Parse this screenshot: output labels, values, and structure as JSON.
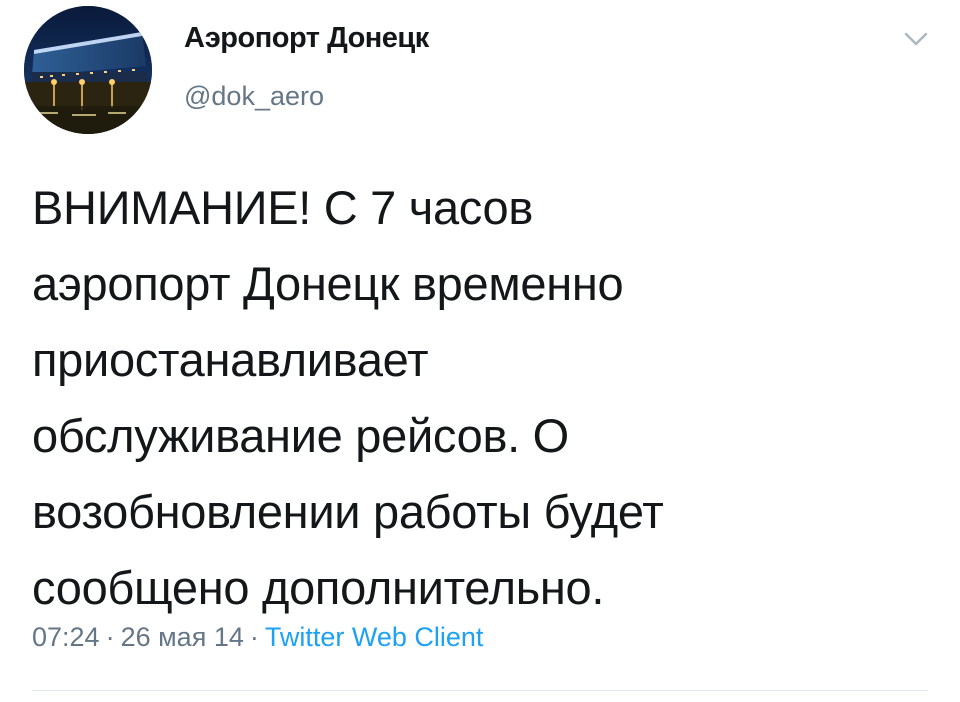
{
  "tweet": {
    "author": {
      "display_name": "Аэропорт Донецк",
      "handle": "@dok_aero",
      "avatar_icon": "airport-terminal-photo"
    },
    "menu_icon": "chevron-down-icon",
    "text_lines": [
      "ВНИМАНИЕ! С 7 часов",
      "аэропорт Донецк временно",
      "приостанавливает",
      "обслуживание рейсов. О",
      "возобновлении работы будет",
      "сообщено дополнительно."
    ],
    "time": "07:24",
    "date": "26 мая 14",
    "separator": "·",
    "client": "Twitter Web Client"
  },
  "colors": {
    "text": "#14171a",
    "muted": "#657786",
    "link": "#1da1f2",
    "divider": "#e1e8ed"
  }
}
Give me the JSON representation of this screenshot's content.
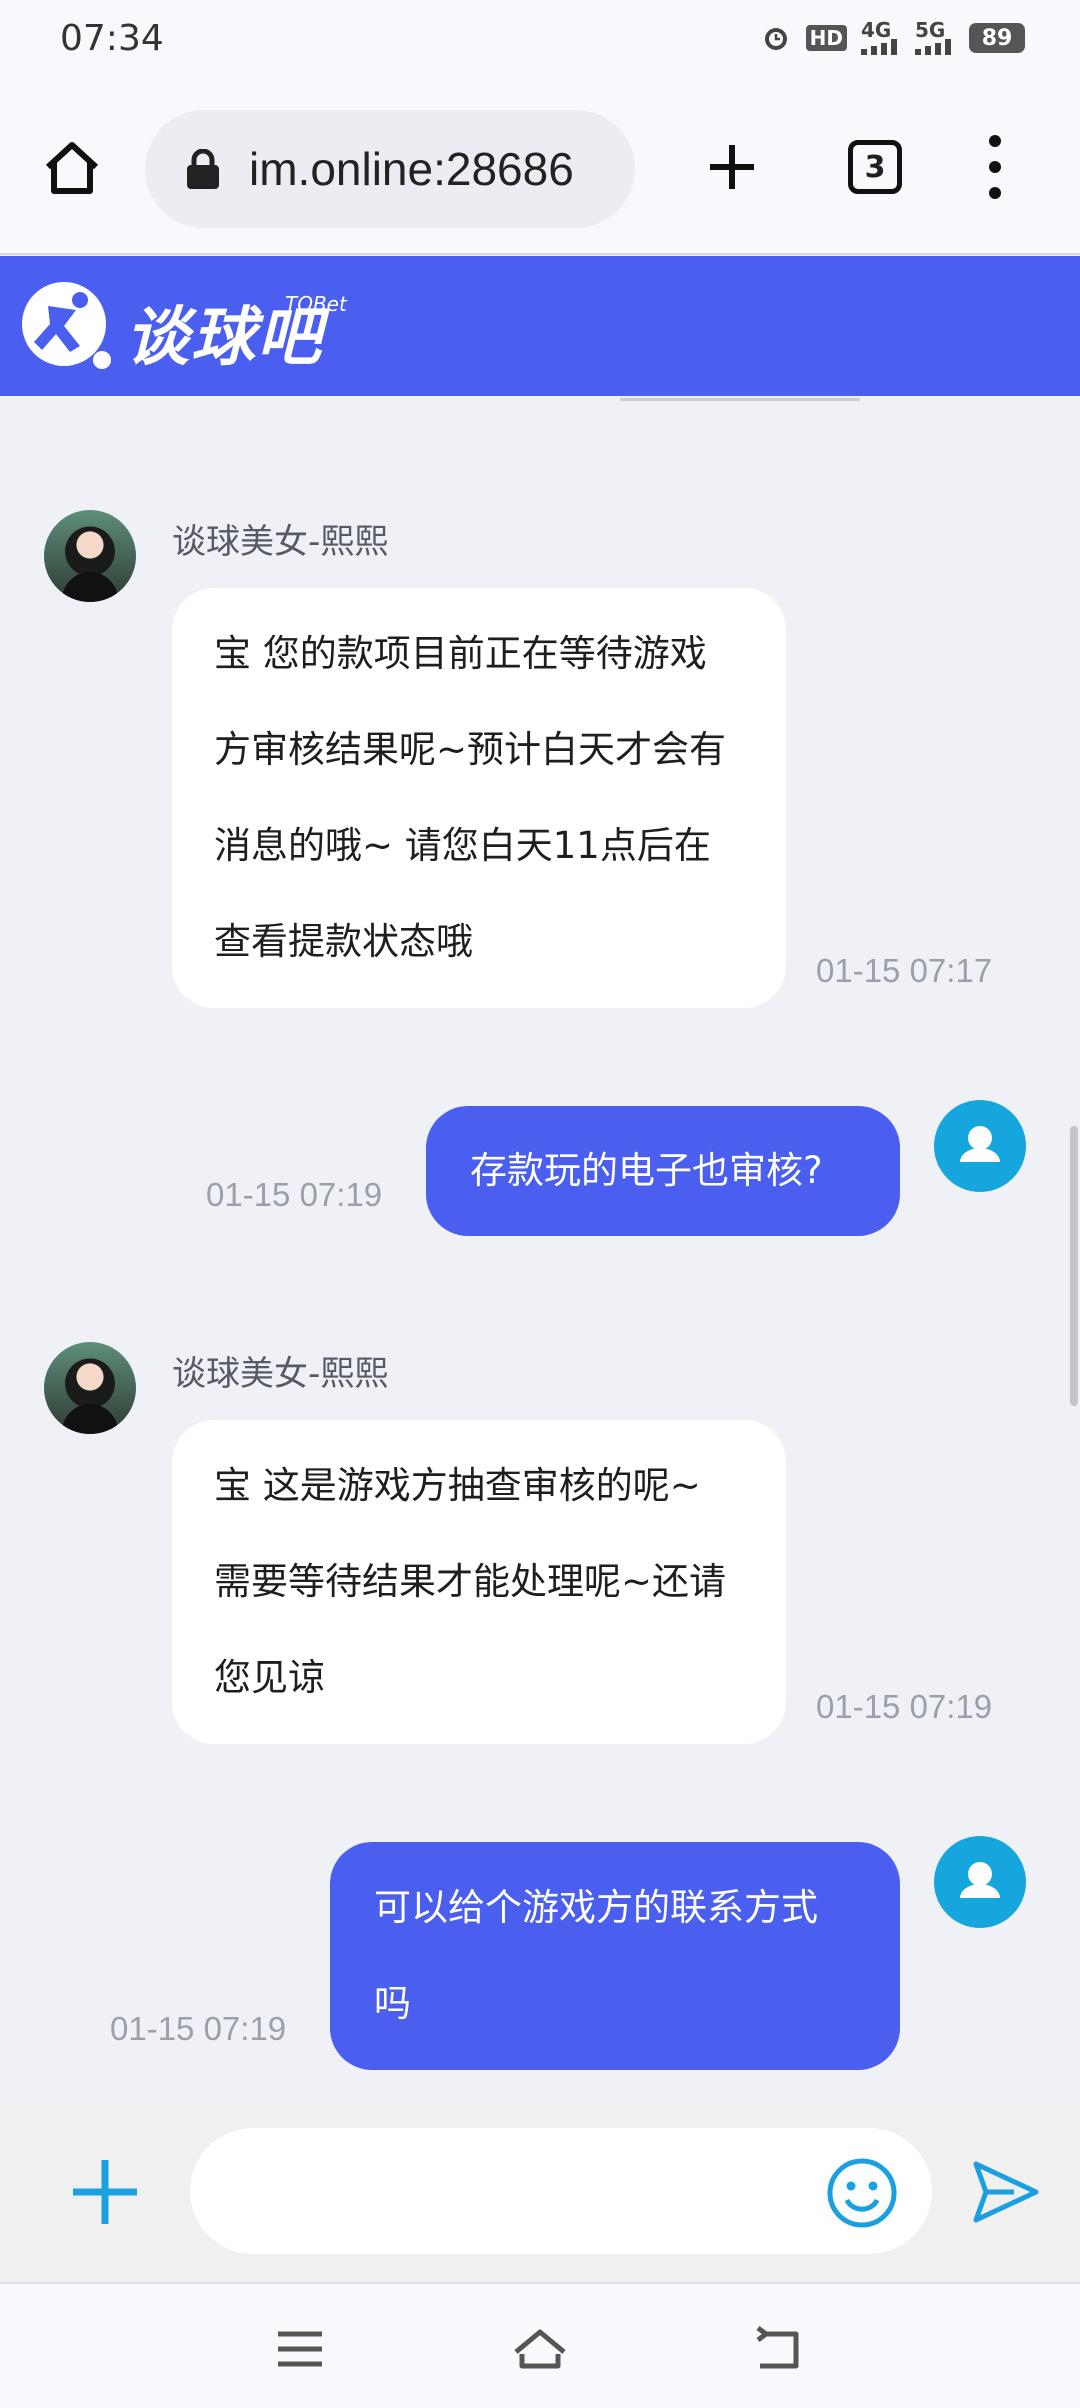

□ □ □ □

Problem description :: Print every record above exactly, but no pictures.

Answer to this task ::
Parse this screenshot: output labels, values, and structure as JSON.
{
  "tweet": {
    "author": {
      "display_name": "Аэропорт Донецк",
      "handle": "@dok_aero",
      "avatar_icon": "airport-terminal-photo"
    },
    "menu_icon": "chevron-down-icon",
    "text_lines": [
      "ВНИМАНИЕ! С 7 часов",
      "аэропорт Донецк временно",
      "приостанавливает",
      "обслуживание рейсов. О",
      "возобновлении работы будет",
      "сообщено дополнительно."
    ],
    "time": "07:24",
    "date": "26 мая 14",
    "separator": "·",
    "client": "Twitter Web Client"
  },
  "colors": {
    "text": "#14171a",
    "muted": "#657786",
    "link": "#1da1f2",
    "divider": "#e1e8ed"
  }
}
Give me the JSON representation of this screenshot's content.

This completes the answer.